The parts list was basic: one 2’, 1 ½” copper tube, two NPSH to NPT copper fittings, two NPT to copper tube fittings, and 1lb of ceramic raschig rings. The intent was for the fittings to screw directly into the two parts of the head, but of course, nothing we do is that easy. I will admit, we did suspect that we would run into problems with the threading since our still is from the 1920s and was homemade by my fireman/plumber great grandfather, who probably “borrowed” all his fittings from who knows where. The existing threading could have been anything from NPSH to NPT to NST to NYFD threading to NHFD threading to a custom made fitting.

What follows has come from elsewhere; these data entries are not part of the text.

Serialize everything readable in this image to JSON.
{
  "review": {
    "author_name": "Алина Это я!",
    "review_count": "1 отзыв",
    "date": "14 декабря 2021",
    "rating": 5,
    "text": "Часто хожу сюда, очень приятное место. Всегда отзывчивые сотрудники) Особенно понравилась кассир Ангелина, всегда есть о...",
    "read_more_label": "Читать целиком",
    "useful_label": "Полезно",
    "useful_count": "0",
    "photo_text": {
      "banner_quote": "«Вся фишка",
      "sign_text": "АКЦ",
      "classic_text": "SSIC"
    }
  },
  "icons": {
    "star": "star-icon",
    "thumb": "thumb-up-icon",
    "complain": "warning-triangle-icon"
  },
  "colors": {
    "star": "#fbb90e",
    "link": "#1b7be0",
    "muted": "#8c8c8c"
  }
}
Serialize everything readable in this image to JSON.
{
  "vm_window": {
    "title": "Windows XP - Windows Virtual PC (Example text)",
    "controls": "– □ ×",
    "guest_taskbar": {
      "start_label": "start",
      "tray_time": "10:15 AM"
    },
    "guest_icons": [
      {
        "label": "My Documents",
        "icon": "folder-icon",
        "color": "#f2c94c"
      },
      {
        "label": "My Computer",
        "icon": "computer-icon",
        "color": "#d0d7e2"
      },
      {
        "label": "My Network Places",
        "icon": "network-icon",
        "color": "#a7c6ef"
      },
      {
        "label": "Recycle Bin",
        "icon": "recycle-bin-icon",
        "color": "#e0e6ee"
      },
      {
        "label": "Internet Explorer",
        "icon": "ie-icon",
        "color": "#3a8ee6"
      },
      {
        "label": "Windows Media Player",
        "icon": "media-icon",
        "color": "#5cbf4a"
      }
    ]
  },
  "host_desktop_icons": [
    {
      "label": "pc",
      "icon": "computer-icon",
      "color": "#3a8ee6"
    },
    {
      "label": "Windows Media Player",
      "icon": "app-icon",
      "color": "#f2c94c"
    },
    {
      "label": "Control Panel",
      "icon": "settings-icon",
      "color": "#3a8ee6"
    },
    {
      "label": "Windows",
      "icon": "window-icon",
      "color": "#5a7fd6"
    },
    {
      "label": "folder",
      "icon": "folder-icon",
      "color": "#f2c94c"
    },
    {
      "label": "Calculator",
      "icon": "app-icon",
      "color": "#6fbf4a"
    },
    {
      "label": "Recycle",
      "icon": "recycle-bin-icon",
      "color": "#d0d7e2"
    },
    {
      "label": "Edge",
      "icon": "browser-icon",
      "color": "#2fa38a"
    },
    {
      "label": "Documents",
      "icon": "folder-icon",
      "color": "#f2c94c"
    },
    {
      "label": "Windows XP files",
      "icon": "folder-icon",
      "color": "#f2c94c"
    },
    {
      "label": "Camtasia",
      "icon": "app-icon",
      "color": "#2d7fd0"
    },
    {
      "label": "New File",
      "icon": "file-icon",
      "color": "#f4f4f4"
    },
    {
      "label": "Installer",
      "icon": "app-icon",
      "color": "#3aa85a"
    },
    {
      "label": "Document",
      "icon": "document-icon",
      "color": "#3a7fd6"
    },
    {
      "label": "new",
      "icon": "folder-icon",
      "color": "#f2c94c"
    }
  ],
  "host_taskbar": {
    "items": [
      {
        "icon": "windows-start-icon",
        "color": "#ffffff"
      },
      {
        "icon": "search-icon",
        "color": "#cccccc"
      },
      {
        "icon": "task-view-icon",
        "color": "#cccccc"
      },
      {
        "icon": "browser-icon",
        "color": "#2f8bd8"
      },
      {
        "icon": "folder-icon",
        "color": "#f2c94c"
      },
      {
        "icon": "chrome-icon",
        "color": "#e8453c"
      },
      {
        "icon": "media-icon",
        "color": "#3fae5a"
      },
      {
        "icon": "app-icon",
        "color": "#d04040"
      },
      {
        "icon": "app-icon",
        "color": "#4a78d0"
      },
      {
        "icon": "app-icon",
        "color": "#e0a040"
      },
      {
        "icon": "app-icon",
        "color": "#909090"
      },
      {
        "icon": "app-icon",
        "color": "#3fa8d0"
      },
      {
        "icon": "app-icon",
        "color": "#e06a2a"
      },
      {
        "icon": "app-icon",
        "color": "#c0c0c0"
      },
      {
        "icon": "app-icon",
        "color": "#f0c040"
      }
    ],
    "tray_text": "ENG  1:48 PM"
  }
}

So of course we were not surprised when the new fittings showed up and they did not fit. We moved right on to plan B, which involved soldering the fittings directly to the original head. The result was, like all of our projects, a bit of a debacle but largely successful. The result wasn’t the prettiest thing we have built, but it worked and went on to produce some beautiful absinthe!
Posted in Cycling,RumblingsMay 21, 2012
A few months ago I had a momentary lapse in self control and bought a bike frame on eBay. It was beautiful, Italian, and cheap. The decision may have been a bit hasty, but not without warning. My move to Boston had meant that I could finally get back on my bike, and I guess I did not realize how much I missed it. It was shortly thereafter that I decided I wanted to properly build a bike and it was only a matter of time before I found a frame and took a leap of faith.
The following months became a plunge into a full on restoration project that at times threatened to take over my life. I scoured bike forums and Sheldon Brown’s texts and pieced together opinions and bits of information. This was of course happening simultaneously alongside a fierce binge of bidding, buying, losing, and winning on eBay and Craigslist. The result however, was worth it. Four months later and a chunk of my salary gone, I had built something beautiful; a vintage 1985 Daccordi Turbo with the full original Campagnolo gruppo.